Capt Mark Sizemore
Athens-Clarke County has a population of approximately 121,000 and is of course, home to the University of Georgia that had an enrollment of 34,895 for the Spring semester of 2016. Athens-Clarke County is a great host community to the University of Georgia, but apart from the university is a town of its own. Like many other communities across the nation, Athens-Clarke County police officers face challenges maintaining public trust due to in part to high profile incidents that occurred elsewhere but nonetheless, have captured public attention and caused many to distrust police thus cutting away at the very fabric of community oriented policing. The sentiments generated by these incidents coupled with an emerging gang problem have necessitated the development of strategies to improve the ACCPD relationships with all of our citizens and community to reestablish and strengthen those relationships to combat these primary threats that will not likely be defeated through traditional law enforcement tactics.
In order to direct attention to these specific problems that are clearly related to our youth, the ACCPD developed a program to improve relationships with our youth and specifically to take a strategic course that should enhance trust between police and our young people which will hopefully serve to reduce gang affiliation and improve public trust. This bold plan includes an opportunity for other law enforcement supporters, the school district, and the entire community to participate in different ways.
ACCPD leadership decided, in partnership with the Clarke County School District to teach Gang Resistance, Education and Training (G.R.E.A.T) to all sixth graders in the four middle schools during the 2015-2016 school year. That curriculum was delivered by the school resource officers in the schools where they are permanently assigned. While this appeared and proved to be a successful program during the school year, it was also clear that many of our young citizens needed something positive to occupy their time during the summer weeks. While many in our community can afford to go to great camps and there are many great camps available in the surrounding area, the 36.7% poverty rate in Athens would indicate that many cannot afford camps and could remain subjected to negative influences in their neighborhoods in the absence of a positive outlet during summer vacation. Additionally, other summer youth camps have positive attributes but none focused directly on the two identified problems faced by ACCPD and of course by other law enforcement agencies. The following are the stated goals of the ACCPD youth summer camps.
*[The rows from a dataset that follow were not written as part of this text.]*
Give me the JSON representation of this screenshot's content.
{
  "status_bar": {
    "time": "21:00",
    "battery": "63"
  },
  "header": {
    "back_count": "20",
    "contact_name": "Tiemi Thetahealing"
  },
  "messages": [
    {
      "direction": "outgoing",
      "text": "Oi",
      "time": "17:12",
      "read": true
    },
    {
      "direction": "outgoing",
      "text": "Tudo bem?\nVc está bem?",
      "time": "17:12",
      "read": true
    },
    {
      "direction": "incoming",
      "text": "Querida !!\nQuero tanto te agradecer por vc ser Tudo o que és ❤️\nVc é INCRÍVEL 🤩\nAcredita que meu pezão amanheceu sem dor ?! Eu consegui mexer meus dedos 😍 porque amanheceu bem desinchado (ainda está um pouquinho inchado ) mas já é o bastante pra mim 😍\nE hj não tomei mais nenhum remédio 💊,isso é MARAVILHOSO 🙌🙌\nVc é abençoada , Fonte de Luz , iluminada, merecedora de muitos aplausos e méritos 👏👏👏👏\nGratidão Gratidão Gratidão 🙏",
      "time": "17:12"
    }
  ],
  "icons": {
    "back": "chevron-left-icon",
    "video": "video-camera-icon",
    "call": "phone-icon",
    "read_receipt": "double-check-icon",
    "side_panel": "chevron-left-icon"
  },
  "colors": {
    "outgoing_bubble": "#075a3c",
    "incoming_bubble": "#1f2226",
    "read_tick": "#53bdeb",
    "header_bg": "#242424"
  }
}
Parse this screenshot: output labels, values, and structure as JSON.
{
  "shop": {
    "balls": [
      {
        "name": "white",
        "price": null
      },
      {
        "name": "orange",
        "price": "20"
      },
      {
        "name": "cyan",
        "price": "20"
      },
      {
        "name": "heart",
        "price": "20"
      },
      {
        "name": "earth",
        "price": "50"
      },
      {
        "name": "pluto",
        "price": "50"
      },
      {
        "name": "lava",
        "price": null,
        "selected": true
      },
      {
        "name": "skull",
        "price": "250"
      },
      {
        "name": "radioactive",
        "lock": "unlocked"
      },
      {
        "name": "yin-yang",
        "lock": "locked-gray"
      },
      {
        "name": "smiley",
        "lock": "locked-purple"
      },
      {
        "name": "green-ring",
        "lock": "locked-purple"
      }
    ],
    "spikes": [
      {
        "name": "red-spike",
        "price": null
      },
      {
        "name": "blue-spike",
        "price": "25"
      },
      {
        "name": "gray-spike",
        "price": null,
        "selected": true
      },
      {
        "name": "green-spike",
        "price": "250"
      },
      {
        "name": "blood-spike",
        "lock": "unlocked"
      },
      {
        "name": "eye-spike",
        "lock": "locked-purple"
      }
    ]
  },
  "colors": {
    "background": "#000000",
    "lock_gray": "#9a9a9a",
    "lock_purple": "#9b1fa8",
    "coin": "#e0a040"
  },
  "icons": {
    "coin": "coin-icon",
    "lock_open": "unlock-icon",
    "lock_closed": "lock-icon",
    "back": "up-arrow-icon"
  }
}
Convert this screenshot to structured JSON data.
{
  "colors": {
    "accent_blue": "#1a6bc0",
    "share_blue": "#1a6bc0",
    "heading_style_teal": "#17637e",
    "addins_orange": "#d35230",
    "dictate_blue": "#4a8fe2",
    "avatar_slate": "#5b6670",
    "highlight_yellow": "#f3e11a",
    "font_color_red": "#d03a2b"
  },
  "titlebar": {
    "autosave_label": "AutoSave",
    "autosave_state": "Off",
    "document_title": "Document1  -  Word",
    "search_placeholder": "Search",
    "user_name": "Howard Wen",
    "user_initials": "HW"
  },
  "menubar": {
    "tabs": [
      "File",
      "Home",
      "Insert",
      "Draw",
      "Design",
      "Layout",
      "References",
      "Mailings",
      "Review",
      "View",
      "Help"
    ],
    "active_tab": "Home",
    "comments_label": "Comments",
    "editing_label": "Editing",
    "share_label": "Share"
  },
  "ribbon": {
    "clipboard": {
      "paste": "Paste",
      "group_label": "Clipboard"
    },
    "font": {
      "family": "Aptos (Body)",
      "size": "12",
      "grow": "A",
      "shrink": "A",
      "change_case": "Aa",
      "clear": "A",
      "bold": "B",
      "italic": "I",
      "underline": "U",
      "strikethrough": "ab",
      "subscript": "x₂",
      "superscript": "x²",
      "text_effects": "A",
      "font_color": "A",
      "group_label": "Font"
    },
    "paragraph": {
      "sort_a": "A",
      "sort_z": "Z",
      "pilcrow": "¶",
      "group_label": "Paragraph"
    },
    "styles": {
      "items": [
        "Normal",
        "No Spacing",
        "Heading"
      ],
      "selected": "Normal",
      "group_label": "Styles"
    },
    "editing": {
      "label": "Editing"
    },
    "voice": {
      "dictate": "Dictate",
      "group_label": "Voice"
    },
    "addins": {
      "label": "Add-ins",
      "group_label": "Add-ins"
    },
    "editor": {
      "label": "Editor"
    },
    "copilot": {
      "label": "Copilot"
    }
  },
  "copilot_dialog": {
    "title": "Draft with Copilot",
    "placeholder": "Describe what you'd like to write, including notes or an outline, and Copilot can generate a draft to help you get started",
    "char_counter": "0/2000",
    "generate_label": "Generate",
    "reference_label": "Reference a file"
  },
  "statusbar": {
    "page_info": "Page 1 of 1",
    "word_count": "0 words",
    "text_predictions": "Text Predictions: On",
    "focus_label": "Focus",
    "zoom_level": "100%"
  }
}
The plan that was ultimately implemented over the 2015 summer was developed, coordinated and implemented by Lieutenant Reginald Wade and included two one week Youth Summer Camps designed for boys 8 -14 to improve responsible citizenship within the community while creating positive lines of communication and trust between youth and police officers. The camp was designed to combine character building, anger management, safety, and life skills. The learning strategies included, but were not limited to, guest speakers, field trips, and hands-on activities to encourage young people to act in a positive manner and to make wise choices. In addition, youth were also provided an opportunity to learn about police work under direct mentorship of ACCPD staff. In 2015, ACCPD conducted two youth summer camps, Monday through Friday from 08:00 to 3:30 daily at Hilsman Middle School. Camp one ran from June 22-26th and camp two from July 6 -10th. The first year we had over 120 boys. This past summer, 2016, we coordinated two boys camps and added a girls camp.
LEAD Athens supported our camp by setting up an account with the Athens Area Community Foundation enabling individuals and organizations to support the ACCPD Summer Youth Camps through donations. Those funds are utilized to support the camp with snacks, equipment, guest speakers, and other camp costs. Additionally, the ACCPD Youth Summer Camp has been added to the Athens-Clarke County Unified government Charity Drive so that county employees can elect to contribute from their paychecks, pre-tax and those funds will go to that AACF in an account specifically for the camps. These funds will help ACCPD improve and grow the camp providing a great experience to young people who may not otherwise get a chance to enjoy summer camps.